Introduction to virtualization: Manage drivers with VMware Tools

Rick Vanover explains the importance of having the correct drivers for the hypervisor and how this is ensured by installing and updating VMware Tools.

In my first piece on the basics of virtualization, I explained how virtualization abstracts host hardware from the virtual machines, which is made easy through special drivers. These special drivers provide the virtual machine with the correct drivers for their hypervisor and allow some special interactions to occur.

For VMware environments, this is achieved through VMware Tools. VMware Tools is a package for many operating systems that will provide the correct interaction to the hypervisor. VMware Tools exists for all guest virtual machines that run on all VMware hypervisors: ESXi, Workstation, Fusion, Player and more. Each hypervisor has VMware Tools available to the guest virtual machine as an installable package, usually as a CD-ROM .ISO mounted as a virtual device.

Without the proper drivers installed, the operating system of the virtual machine will not operate correctly. Devices may not be discovered, their performance will be degraded, and interacting with the VM will be clumsy. The best clumsy example is interacting with the console video display of the VM; it will be difficult to seamlessly transition out of the virtual machine console.

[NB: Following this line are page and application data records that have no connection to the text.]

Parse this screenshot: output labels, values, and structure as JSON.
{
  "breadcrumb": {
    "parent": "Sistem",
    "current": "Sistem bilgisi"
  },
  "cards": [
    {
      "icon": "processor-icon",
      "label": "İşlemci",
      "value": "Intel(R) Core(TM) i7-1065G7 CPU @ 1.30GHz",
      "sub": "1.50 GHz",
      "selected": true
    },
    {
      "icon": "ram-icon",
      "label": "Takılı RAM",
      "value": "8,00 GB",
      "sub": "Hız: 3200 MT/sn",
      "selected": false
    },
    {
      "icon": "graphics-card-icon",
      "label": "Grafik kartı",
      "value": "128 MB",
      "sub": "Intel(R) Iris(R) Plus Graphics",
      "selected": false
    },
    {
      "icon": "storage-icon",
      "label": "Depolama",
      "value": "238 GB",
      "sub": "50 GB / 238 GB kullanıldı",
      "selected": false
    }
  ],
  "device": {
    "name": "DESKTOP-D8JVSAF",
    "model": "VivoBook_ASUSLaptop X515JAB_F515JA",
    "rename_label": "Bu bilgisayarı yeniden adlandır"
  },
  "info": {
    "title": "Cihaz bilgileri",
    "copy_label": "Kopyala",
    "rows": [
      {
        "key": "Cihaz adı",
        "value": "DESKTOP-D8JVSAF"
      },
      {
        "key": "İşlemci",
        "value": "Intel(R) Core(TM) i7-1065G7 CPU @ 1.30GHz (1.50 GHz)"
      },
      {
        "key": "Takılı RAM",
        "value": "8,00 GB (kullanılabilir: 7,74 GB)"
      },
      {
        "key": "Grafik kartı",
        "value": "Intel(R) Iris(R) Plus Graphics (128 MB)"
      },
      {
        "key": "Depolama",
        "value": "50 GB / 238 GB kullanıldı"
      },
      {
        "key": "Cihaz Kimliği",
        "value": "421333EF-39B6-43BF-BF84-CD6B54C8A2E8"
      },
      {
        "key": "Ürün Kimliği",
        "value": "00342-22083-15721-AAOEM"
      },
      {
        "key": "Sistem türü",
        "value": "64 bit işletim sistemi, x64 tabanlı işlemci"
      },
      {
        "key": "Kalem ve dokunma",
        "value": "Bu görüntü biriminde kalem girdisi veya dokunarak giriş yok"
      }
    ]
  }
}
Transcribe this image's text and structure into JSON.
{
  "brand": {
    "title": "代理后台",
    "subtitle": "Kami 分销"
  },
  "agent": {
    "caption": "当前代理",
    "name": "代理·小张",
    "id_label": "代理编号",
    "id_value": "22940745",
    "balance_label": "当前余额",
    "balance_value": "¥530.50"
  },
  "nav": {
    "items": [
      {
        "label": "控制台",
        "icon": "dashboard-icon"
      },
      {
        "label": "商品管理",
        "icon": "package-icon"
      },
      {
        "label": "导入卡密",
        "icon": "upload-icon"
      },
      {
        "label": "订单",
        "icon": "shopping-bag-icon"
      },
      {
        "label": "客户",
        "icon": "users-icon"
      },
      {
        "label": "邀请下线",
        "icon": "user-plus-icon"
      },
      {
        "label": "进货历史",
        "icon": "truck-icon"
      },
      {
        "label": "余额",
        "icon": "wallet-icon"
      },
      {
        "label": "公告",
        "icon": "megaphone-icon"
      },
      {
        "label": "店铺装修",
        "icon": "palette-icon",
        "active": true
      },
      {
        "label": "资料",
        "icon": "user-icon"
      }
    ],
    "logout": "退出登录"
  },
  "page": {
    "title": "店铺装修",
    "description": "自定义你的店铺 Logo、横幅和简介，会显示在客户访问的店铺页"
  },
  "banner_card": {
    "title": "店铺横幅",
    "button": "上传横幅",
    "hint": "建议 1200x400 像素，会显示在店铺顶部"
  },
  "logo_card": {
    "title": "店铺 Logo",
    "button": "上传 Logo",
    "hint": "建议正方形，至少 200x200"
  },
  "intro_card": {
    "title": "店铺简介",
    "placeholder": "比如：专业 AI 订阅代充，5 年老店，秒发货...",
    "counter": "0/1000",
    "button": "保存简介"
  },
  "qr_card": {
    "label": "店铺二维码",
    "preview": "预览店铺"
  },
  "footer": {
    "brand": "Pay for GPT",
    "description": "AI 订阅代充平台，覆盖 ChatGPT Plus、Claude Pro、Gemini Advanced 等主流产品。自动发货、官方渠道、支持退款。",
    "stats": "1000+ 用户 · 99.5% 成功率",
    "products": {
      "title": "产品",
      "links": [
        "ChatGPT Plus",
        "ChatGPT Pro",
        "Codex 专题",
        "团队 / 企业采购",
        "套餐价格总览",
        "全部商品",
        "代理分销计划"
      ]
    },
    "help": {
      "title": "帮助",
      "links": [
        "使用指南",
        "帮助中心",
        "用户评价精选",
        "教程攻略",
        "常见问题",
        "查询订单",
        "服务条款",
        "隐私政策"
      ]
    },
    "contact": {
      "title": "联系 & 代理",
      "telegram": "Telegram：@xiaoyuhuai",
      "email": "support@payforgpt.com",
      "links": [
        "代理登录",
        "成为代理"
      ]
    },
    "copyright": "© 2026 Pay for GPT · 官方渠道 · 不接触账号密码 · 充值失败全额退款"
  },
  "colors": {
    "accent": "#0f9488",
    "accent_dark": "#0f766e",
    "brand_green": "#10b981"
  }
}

To install VMware Tools, simply right click on the VM in the administrative interface and select the the option to install or upgrade VMware Tools as shown in Figure A below:


Installing VMware Tools functions much like any other application you’d install in Windows. VMware Tools exists also for Linux VMs, as well as effectively all other guest operating systems that are supported by each VMware hypervisor. Note that as new hypervisors are released, some operating systems are deprecated from support. A good example is Windows NT and older operating systems. Older hypervisors had support, and an installable edition of VMware Tools for those operating systems; however, they’ve since been removed. Some administrators hold on to the .ISO images of VMware Tools packages from older hypervisors (like VMware Server 2.0) for support of the older operating systems.

When VMware Tools is installed, you can see devices have a very VMware-focused look and feel to them. You also want to ensure that no devices have a question mark, red x, or yellow exclamation point assigned to them in Windows. Figure B below shows a virtual machine with VMware Tools installed on the system and the devices are very much VMware-specific:


Once VMware Tools is installed on the virtual machine (in this example, a Windows Server 2012 system), you'll see an icon in the system tray indicating that the VM has VMware Tools running. This is the easiest way to see if a VM is running correctly, in terms of VMware Tools interaction (Figure C).


If you don't see the icon, it’s possible that VMware Tools is not installed on the virtual machine. For Windows systems, you can also look for the VMTools service in the list of Windows services running. You can find more information on VMware Tools at VMware KB 340 and the VMware documentation center.

It’s also important to ensure that virtual machines keep VMware Tools up to date. This helps ensure that the newest hypervisor features will work correctly and keeps the administrative console clean of any warnings about tools being out of date.

What tips or questions do you have about VMware Tools? Share your comments below.